▸ **What the exercise asks**: All of the entries below should be copied exactly as they appear.

[Component data from apps and pages]

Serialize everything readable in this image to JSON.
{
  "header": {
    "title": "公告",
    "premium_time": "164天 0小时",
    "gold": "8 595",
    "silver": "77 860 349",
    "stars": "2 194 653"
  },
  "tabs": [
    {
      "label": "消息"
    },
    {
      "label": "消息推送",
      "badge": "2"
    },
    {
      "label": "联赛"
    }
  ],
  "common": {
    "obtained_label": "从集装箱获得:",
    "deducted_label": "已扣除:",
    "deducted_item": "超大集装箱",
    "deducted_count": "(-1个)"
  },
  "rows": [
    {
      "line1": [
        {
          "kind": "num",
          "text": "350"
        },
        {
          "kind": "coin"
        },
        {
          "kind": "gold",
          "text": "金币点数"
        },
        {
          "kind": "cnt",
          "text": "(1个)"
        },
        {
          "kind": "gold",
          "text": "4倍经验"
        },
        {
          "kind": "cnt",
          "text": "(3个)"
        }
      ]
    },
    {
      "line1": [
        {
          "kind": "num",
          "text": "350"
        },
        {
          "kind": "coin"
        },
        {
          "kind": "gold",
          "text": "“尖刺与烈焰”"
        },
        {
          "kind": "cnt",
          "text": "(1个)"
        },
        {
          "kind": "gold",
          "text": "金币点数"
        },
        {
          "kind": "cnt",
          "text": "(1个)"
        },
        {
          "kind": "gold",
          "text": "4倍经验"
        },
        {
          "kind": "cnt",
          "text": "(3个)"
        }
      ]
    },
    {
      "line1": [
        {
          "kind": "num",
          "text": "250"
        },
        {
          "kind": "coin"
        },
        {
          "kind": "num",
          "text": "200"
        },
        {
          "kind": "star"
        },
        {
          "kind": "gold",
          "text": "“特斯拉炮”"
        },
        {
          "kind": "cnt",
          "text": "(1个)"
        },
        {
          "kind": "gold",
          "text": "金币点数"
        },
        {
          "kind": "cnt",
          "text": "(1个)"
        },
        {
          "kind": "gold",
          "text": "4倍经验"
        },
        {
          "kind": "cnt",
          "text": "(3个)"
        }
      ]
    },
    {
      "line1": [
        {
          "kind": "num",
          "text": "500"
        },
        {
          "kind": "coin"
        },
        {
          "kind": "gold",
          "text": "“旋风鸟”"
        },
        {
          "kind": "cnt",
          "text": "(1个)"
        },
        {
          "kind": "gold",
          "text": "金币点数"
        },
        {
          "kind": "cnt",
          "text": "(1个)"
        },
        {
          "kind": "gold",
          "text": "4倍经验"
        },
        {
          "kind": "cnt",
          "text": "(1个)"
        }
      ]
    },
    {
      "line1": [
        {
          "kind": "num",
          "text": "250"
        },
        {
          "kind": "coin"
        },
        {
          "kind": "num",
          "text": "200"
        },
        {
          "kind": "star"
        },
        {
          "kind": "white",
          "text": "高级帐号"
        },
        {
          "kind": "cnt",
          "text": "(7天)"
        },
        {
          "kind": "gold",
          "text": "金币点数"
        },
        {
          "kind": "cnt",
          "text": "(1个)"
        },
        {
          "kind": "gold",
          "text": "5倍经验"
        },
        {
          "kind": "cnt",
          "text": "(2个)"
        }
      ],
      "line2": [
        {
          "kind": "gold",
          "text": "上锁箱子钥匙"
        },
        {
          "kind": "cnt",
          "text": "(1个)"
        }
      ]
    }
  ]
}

▸ **Response box**:
Serialize everything readable in this image to JSON.
{
  "header": {
    "title": "公告",
    "premium_time": "164天 0小时",
    "gold": "8 595",
    "silver": "77 860 349",
    "stars": "2 194 653"
  },
  "tabs": [
    {
      "label": "消息"
    },
    {
      "label": "消息推送",
      "badge": "2"
    },
    {
      "label": "联赛"
    }
  ],
  "common": {
    "obtained_label": "从集装箱获得:",
    "deducted_label": "已扣除:",
    "deducted_item": "超大集装箱",
    "deducted_count": "(-1个)"
  },
  "rows": [
    {
      "line1": [
        {
          "kind": "num",
          "text": "350"
        },
        {
          "kind": "coin"
        },
        {
          "kind": "gold",
          "text": "金币点数"
        },
        {
          "kind": "cnt",
          "text": "(1个)"
        },
        {
          "kind": "gold",
          "text": "4倍经验"
        },
        {
          "kind": "cnt",
          "text": "(3个)"
        }
      ]
    },
    {
      "line1": [
        {
          "kind": "num",
          "text": "350"
        },
        {
          "kind": "coin"
        },
        {
          "kind": "gold",
          "text": "“尖刺与烈焰”"
        },
        {
          "kind": "cnt",
          "text": "(1个)"
        },
        {
          "kind": "gold",
          "text": "金币点数"
        },
        {
          "kind": "cnt",
          "text": "(1个)"
        },
        {
          "kind": "gold",
          "text": "4倍经验"
        },
        {
          "kind": "cnt",
          "text": "(3个)"
        }
      ]
    },
    {
      "line1": [
        {
          "kind": "num",
          "text": "250"
        },
        {
          "kind": "coin"
        },
        {
          "kind": "num",
          "text": "200"
        },
        {
          "kind": "star"
        },
        {
          "kind": "gold",
          "text": "“特斯拉炮”"
        },
        {
          "kind": "cnt",
          "text": "(1个)"
        },
        {
          "kind": "gold",
          "text": "金币点数"
        },
        {
          "kind": "cnt",
          "text": "(1个)"
        },
        {
          "kind": "gold",
          "text": "4倍经验"
        },
        {
          "kind": "cnt",
          "text": "(3个)"
        }
      ]
    },
    {
      "line1": [
        {
          "kind": "num",
          "text": "500"
        },
        {
          "kind": "coin"
        },
        {
          "kind": "gold",
          "text": "“旋风鸟”"
        },
        {
          "kind": "cnt",
          "text": "(1个)"
        },
        {
          "kind": "gold",
          "text": "金币点数"
        },
        {
          "kind": "cnt",
          "text": "(1个)"
        },
        {
          "kind": "gold",
          "text": "4倍经验"
        },
        {
          "kind": "cnt",
          "text": "(1个)"
        }
      ]
    },
    {
      "line1": [
        {
          "kind": "num",
          "text": "250"
        },
        {
          "kind": "coin"
        },
        {
          "kind": "num",
          "text": "200"
        },
        {
          "kind": "star"
        },
        {
          "kind": "white",
          "text": "高级帐号"
        },
        {
          "kind": "cnt",
          "text": "(7天)"
        },
        {
          "kind": "gold",
          "text": "金币点数"
        },
        {
          "kind": "cnt",
          "text": "(1个)"
        },
        {
          "kind": "gold",
          "text": "5倍经验"
        },
        {
          "kind": "cnt",
          "text": "(2个)"
        }
      ],
      "line2": [
        {
          "kind": "gold",
          "text": "上锁箱子钥匙"
        },
        {
          "kind": "cnt",
          "text": "(1个)"
        }
      ]
    }
  ]
}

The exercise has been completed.